Finally, the last “part” of the posts about the VI International Abrates Conference: the one about my own presentation. In case you missed the previous ones, read Part 1 and Part 2. In case you have already read both, please be aware that I’ve been constantly updating Part 2 – and by constantly I mean practically daily – with posts attendees have been writing about their impressions and presenters have been writing about their own presentations, including with links to slide presentations and the like. There are both articles in Portuguese and English, so take a moment to have a look.
My presentation was about branding and the importance of creating a brand to stand out as a professional.
Simply put, branding means managing your brand. However, its meaning goes beyond what mere words can explain, because it involves your values as a person and business, what people think about you – and what they say about you when you are not around – and how they perceive you. And by you, here, I mean your business, because we, as freelancers, are our own businesses; there’s no way to make a difference between one and the other.
I once read a comparison of branding with the shadow. When we go out in the sun, we cast a shadow, right? We can’t help it. It’s not a matter of choice. It’s the exactly same thing with our branding. People will form their own opinions about you as a brand and they will talk. We need to make sure we are doing everything we can to try to show the right image to people so they can say good things about us most of the time. And I say most of time because we can’t please everyone every time.
First of all, in order to create a brand that stands out, you need to follow three important steps:
Think of a name. Do some brainstorming with things you like and that represent you and your business. Write every single thing that comes to your mind, from the languages you work with to your favorite color, for example. Take into account who you are and what you do. Make it simple: to pronounce, write and remember. Ask for your friends and family’s opinion. It may also be a good idea to create a survey with a couple of options and not only send it to your friends and family, but also share it on social media so more unknown people who absolutely don’t know you can give their opinion. Decide if you want to create a brand new name from scratch or if you want to use any or all of your own names.
You can have the name and logo as on single thing, like IBM, for example. They don’t have a separate image that represents their brand, but their name written in a unique font. In this case, the font certainly needs to be unique and customized.
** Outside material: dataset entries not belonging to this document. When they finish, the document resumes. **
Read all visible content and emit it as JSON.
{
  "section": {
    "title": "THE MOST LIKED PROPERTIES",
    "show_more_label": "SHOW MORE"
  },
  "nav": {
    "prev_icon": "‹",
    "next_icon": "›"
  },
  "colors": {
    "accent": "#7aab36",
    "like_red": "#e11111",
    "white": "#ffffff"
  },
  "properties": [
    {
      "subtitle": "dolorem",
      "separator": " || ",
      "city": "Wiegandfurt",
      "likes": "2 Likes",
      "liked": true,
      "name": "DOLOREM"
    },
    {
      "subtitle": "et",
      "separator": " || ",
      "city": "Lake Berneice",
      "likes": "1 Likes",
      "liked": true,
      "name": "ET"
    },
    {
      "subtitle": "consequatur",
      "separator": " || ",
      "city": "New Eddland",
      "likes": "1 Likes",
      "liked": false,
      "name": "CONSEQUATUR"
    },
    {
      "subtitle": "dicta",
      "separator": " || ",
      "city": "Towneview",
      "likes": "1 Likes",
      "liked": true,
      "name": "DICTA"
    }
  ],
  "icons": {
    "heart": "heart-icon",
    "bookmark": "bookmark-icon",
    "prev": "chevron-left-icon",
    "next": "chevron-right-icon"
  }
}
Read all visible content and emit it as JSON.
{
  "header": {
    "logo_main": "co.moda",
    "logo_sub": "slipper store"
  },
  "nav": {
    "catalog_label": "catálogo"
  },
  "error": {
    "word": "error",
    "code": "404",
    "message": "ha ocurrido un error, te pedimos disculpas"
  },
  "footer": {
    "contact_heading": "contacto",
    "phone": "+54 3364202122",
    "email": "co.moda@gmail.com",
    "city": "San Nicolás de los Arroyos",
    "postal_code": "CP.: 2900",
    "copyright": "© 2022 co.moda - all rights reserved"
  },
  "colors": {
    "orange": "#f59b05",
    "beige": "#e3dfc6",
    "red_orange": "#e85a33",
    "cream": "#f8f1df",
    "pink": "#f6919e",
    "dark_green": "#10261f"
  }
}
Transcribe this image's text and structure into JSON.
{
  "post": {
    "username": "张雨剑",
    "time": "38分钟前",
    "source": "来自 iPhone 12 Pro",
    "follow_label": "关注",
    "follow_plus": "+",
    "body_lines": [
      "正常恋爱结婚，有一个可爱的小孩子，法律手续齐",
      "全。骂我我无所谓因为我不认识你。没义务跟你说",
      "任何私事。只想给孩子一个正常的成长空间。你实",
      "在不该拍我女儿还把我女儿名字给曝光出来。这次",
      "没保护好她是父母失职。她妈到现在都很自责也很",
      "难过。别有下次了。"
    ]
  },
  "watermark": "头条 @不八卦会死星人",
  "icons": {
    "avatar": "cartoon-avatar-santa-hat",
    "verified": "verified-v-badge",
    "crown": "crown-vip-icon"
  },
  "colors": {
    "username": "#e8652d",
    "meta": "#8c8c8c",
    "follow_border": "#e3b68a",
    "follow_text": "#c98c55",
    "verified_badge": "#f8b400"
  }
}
If you prefer to create a logo to go with your brand name, it also needs to resonate with your name and, again, your values and characteristics. It needs to be memorable and unique; simple, but not dull; and unforgettable. Great logos can, by themselves, create brand identification. Take the following logos, for example:
Can you tell what brands they are? Easy, right? This is the idea. 😉
Last, but not least, color. According to a survey, 90% of first impressions about a product are based on the color alone. Colors influence the way consumers understand your brand’s personality. Take Harley Davidson, for example. Do you think pink would represent them well? I don’t think so. Color is almost always what makes a brand recognizable at first sight. Can you tell, for example, what is the color of Facebook? Starbucks? Coke? Barbie? Easy again, right? And I know I’m being repetitive here, but that is the idea!
It’s also important to have a look at what emotion each color refers back to. However, it shouldn’t be the only factor to take into account when choosing your color.
After creating your brand, you need to communicate it. The first and most important communication tool is the website. Create a professional and nice-looking page with the most important information a client needs to know, where to find you, the services you provide. If you work with more than one language, translate it to all of them. Buy your own domain and show the client you are a serious professional, and not a part-time translator trying to earn some money on your free time. Consequently, you will also get an email address with your own domain, and not an email provider, such as Hotmail, Yahoo or the like. Also, take some time to create a customized signature for your email with your logo, if possible, your name, contact info and site, mainly. Having a business card is also extremely important, but don’t clutter it with too much information. Website, domain-based email address and business card are the basics.
Now let’s move on to the internet. After all, if you are not on the internet, you do not exist! Simple like that, I’m afraid. The social media is your online brand, and since everything communicates, be extra careful when posting online. If you don’t really like social media a lot, choose one or two platforms you like the most and invest on it. If, on the other hand, you are like me, a social media lover, be careful not to leave a platform unattended. If you don’t use a channel too much, simply delete it. A ghost channel is worst than a non-existent one.
You may be thinking, “I don’t have anything relevant/new to share. Why people would care about what I have to say?” Here’s why:
I always like to compare our brands to those at the supermarket. Some brands are well-located on shelves at eye level or carefully placed where everyone can see. Others are on the last shelves at the bottom, and we have to make an effort to notice them. And some others are in baskets with the sign “On Sale,” mixed up with dozens of others, and we have to make an even greater effort to try to find something of value there. What brand do you want to be?
Remember: you do not have a second chance to make a good first impression. And the simplest things make the biggest difference.
You can also read a brief summary of my presentation according to one of the more than 100 attendees: Laila Compan, from the blog Tradutor Iniciante, here (in Portuguese).